What a weekend for Irish sport.
I only got interested in rugby this last ten years or so and even now I don’t entirely understand all the rules. But I don’t understand Tiddley Winks either and if Ireland was in the Tiddley Wink Final I would be out there, my country right or wrong, supporting our team. So it was with that I settled down before the TV on Saturday last to cheer on the lads.
Of course rugby isn’t Tiddley Winks. At the risk of offending Tiddleywinkers, it’s much more exciting that that. I’m a Gaelic sports fan myself, though I believe all sports are good.
Soccer, with the honourable exception of Geordie Best, and Ireland under Jack Charlton’s leadership, is a bit pedestrian for my taste. Hurling or Camogie is your only man; with football a close second, and handball bringing up the rear. But rugby? Well rugby gets my vote and Saturday’s game in particular.
What a match! What a team! It was brilliant, brave, sporting drama of the finest kind. And to top it all we won!
This blog thanks everyone involved with our team. You did us proud.
I’m not a great supporter of boxing. It’s too rough for me. When I was a wee lad one of my cousins, Dominic Begley, was a fine amateur boxer. He took me with him some times. I wasn’t much good. I was always worried about getting my glasses broken. I need not have worried. They got broken anyway. We boxed on the Shankill Road where I learned to keep my guard up and how to say tsss tsss tssss in a sort of a hiss as you shadow boxed your way around the gym.
Boxers like Sugar Ray Robinson and Floyd Patterson, and closer to home, John Caldwell and Freddie Gilroy were my heroes. I was delighted to meet Rinty Monaghan one day when I was a teenager and I love Mohammed Ali to this day and Cassius Clay before him.
It was Long Kesh put me off boxing. Somebody organised a tournament one time. Just the once. Whether it was the prison or the day that was in it but the sight of normally friendly sensible guys trying to seriously hurt each other – or taking all their frustrations out on each other in a very serious way – that was me and boxing finished.
Of course real boxers learn discipline and rules of the game. Real boxers aren’t like my friends, the Long Kesh maulers I suppose……. Are they?
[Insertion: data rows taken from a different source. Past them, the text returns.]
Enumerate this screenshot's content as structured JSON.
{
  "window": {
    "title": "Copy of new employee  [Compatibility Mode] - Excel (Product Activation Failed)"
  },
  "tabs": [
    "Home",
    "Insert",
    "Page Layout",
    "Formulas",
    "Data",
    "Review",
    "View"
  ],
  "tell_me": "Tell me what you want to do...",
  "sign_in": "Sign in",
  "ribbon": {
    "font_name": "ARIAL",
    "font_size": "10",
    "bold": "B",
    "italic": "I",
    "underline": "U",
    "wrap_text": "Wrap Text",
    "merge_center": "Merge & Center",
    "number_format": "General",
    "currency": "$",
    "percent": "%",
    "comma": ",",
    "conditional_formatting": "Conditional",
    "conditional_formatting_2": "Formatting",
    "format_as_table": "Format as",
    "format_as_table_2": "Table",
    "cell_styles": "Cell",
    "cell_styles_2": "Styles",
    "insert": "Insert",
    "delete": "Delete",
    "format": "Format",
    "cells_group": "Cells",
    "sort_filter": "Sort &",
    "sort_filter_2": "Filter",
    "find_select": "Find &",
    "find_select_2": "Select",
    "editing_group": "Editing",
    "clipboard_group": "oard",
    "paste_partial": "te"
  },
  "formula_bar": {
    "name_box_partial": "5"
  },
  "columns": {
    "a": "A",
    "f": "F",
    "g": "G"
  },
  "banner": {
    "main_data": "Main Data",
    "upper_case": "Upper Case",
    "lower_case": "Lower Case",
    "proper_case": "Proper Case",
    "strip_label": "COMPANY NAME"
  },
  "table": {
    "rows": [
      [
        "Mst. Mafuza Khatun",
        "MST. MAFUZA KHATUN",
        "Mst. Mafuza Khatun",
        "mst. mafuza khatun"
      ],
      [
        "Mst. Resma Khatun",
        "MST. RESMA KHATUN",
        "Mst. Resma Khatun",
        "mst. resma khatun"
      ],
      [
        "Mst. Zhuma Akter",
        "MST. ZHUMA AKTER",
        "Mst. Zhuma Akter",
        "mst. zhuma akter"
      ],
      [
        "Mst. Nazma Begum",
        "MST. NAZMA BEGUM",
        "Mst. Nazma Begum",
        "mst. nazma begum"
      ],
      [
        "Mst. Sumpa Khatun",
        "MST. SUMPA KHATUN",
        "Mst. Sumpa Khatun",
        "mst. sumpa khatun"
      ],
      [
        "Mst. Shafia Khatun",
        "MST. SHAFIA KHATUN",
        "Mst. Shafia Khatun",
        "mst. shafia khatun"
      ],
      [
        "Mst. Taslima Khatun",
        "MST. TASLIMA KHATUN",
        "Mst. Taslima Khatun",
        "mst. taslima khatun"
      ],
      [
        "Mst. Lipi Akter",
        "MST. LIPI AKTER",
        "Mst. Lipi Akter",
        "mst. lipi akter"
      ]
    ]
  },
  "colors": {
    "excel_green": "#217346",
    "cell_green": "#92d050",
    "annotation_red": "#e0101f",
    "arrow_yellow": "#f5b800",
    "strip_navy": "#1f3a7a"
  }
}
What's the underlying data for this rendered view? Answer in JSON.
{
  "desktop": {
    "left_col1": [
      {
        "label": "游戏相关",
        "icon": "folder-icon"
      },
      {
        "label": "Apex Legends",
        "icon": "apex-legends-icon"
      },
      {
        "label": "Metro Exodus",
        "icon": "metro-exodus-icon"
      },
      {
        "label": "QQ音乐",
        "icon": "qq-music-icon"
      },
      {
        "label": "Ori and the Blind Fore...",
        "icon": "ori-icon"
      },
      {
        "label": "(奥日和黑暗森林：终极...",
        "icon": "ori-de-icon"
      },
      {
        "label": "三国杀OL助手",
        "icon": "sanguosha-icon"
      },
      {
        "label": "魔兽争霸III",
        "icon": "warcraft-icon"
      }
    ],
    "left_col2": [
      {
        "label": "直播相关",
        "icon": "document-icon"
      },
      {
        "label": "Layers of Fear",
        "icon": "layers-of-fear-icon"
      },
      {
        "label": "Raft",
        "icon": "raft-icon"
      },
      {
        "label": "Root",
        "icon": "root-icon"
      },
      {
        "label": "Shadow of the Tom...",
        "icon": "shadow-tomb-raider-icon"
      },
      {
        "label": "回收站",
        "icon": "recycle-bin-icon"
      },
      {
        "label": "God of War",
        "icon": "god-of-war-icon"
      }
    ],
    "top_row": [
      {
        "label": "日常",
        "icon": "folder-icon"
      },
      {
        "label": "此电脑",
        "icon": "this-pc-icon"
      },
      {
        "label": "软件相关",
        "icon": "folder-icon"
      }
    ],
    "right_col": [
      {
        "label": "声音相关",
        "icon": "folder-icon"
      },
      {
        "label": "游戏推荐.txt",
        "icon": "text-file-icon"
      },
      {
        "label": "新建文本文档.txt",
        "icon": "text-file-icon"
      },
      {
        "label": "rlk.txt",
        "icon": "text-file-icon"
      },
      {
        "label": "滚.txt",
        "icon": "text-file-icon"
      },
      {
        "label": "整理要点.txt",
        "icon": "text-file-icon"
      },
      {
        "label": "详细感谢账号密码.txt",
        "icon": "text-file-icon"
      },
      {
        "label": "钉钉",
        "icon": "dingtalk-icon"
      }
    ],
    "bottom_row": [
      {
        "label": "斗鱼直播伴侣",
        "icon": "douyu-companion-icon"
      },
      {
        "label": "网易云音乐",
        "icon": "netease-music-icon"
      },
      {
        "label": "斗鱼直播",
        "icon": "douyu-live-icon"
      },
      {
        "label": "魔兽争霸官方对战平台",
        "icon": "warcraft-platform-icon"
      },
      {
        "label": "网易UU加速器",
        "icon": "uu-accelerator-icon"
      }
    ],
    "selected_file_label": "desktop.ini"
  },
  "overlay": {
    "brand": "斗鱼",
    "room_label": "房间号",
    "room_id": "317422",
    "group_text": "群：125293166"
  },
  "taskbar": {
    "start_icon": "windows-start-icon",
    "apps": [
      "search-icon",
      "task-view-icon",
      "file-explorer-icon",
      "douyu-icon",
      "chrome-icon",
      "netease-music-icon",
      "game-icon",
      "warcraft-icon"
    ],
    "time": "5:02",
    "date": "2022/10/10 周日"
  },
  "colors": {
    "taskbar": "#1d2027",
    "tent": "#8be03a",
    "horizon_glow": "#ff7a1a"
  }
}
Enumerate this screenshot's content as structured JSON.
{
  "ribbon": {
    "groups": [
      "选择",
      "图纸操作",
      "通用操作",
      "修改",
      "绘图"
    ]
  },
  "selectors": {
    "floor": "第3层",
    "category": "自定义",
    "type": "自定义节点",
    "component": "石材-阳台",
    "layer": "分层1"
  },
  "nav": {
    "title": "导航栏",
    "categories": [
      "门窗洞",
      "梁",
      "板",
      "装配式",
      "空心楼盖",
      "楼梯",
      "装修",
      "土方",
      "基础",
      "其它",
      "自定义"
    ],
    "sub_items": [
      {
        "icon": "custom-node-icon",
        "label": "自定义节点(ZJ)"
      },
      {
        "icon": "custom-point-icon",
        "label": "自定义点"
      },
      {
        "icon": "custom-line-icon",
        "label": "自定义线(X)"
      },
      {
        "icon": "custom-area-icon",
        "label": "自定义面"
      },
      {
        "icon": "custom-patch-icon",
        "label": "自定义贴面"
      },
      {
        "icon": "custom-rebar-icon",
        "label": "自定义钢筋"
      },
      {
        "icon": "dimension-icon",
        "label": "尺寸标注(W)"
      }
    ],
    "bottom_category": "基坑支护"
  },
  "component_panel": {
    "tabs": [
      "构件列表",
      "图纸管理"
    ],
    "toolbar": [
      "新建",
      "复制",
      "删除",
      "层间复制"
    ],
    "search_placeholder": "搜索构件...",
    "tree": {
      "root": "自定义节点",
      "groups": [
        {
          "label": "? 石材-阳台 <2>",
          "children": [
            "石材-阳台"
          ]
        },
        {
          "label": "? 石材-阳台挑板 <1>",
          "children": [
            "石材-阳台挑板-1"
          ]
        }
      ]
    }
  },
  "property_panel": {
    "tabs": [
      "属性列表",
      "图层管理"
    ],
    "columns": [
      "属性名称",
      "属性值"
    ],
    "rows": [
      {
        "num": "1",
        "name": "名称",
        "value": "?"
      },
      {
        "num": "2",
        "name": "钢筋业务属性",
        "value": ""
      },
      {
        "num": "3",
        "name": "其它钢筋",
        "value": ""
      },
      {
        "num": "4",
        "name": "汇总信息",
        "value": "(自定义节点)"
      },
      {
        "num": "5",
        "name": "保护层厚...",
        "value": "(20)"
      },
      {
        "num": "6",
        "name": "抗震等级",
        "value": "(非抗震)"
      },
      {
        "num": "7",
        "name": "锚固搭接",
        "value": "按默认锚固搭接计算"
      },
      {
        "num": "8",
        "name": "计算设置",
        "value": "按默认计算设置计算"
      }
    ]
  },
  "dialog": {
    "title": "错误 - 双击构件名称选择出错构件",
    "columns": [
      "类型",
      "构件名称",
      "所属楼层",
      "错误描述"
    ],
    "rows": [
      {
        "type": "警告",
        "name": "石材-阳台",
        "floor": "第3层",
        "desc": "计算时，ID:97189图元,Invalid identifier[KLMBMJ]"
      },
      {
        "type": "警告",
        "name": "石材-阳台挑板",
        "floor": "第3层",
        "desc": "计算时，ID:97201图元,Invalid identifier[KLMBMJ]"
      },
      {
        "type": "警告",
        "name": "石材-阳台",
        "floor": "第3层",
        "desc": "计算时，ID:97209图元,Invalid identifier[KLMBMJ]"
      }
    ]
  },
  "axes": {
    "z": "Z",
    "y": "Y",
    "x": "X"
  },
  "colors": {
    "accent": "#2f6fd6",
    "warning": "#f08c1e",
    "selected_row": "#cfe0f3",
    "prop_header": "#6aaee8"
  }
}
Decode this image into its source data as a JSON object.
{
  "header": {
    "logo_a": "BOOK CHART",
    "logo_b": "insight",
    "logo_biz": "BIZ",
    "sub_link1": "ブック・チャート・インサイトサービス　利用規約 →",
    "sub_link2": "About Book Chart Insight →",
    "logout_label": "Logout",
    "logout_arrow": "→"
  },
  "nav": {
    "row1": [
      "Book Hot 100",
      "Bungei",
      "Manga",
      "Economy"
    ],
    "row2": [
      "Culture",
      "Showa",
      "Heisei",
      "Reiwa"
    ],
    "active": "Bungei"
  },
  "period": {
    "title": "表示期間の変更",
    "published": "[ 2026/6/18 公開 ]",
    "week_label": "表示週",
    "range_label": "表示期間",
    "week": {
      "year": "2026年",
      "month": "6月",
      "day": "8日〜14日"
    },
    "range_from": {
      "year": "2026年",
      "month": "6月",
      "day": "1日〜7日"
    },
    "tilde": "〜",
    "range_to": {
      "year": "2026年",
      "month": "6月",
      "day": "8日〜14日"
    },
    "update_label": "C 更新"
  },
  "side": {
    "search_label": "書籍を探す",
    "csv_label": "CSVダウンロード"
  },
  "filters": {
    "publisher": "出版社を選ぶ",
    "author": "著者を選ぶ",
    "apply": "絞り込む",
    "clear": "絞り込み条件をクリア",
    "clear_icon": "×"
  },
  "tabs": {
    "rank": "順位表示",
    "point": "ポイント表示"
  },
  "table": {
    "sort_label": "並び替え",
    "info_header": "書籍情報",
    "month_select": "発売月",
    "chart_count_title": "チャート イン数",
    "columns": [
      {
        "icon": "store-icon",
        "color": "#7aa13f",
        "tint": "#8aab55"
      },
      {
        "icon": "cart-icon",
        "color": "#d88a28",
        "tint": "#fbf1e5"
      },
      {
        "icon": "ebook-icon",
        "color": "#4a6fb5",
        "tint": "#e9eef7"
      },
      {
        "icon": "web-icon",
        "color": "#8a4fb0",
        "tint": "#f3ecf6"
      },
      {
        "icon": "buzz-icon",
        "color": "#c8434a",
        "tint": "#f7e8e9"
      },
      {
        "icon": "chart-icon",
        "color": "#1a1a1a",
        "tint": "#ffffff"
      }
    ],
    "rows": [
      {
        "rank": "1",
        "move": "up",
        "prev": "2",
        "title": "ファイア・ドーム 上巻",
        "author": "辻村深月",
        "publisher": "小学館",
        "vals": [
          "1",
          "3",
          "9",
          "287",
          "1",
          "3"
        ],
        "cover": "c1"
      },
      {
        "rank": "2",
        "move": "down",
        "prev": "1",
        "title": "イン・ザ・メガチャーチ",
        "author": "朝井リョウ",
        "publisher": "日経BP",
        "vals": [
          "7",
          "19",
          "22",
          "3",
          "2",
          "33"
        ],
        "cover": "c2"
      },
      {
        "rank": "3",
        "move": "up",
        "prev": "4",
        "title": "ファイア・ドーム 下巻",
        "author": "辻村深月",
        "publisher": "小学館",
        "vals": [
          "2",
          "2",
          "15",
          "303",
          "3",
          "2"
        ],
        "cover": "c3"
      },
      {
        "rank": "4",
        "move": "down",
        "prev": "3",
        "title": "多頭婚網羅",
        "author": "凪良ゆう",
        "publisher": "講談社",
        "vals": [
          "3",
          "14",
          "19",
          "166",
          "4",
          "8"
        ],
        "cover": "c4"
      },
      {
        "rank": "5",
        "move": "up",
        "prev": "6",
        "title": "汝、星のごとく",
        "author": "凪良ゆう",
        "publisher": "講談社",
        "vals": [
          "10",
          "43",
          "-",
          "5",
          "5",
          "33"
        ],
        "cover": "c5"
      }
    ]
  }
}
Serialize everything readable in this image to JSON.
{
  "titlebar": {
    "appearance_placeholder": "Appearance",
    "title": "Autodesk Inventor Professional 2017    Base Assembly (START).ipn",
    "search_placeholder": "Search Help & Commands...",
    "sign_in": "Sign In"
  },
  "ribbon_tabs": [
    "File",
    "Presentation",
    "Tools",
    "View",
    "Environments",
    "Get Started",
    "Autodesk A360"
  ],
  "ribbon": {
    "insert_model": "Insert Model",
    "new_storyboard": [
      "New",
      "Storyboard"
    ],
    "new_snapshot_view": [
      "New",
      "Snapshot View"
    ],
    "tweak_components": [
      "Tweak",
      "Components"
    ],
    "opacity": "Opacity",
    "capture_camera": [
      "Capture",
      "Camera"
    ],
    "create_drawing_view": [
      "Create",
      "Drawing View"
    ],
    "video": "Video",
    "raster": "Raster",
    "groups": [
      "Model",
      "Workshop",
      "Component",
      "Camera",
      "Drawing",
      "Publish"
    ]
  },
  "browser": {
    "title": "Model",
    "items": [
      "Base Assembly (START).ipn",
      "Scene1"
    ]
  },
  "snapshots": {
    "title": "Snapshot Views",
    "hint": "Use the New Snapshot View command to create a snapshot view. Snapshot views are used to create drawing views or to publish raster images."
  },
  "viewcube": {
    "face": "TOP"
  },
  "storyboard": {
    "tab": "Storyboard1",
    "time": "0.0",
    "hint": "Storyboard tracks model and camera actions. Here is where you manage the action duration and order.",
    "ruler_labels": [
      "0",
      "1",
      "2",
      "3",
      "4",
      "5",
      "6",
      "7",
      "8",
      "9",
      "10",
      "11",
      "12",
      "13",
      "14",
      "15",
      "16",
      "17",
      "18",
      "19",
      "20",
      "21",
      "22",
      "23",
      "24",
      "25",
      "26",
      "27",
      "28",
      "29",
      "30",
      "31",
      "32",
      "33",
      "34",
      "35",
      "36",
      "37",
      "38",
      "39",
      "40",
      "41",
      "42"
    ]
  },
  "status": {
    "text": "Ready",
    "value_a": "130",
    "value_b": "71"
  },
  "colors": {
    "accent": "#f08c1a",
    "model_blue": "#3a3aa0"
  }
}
Big Rogie, Martin Rogan to his friends, is certainly not like that. Rogie is a Commonwealth Champion, heavy weight division, and a fine Irish gentleman to boot.
So is Bernard Dunne. Rogie is from West Belfast. Bernard is from Dublin. He trains here. And on Saturday night all that training paid off when he became Super Bantam-Weight World Champion in the 11th round of a really hard fought, indeed a savage bout against Ricardo Cordoba the plucky defender from Panama.
In fairness to the Long Kesh tournament if they had been Long Kesh pugilists their battle would have been called off before its eventual rip roaring and bloody finish. But they weren’t in Long Kesh.
And Bernard won. As he said himself he won for all of us. And so he did.
So thank you Bernard and the Irish Rugby squad. And big Rogie.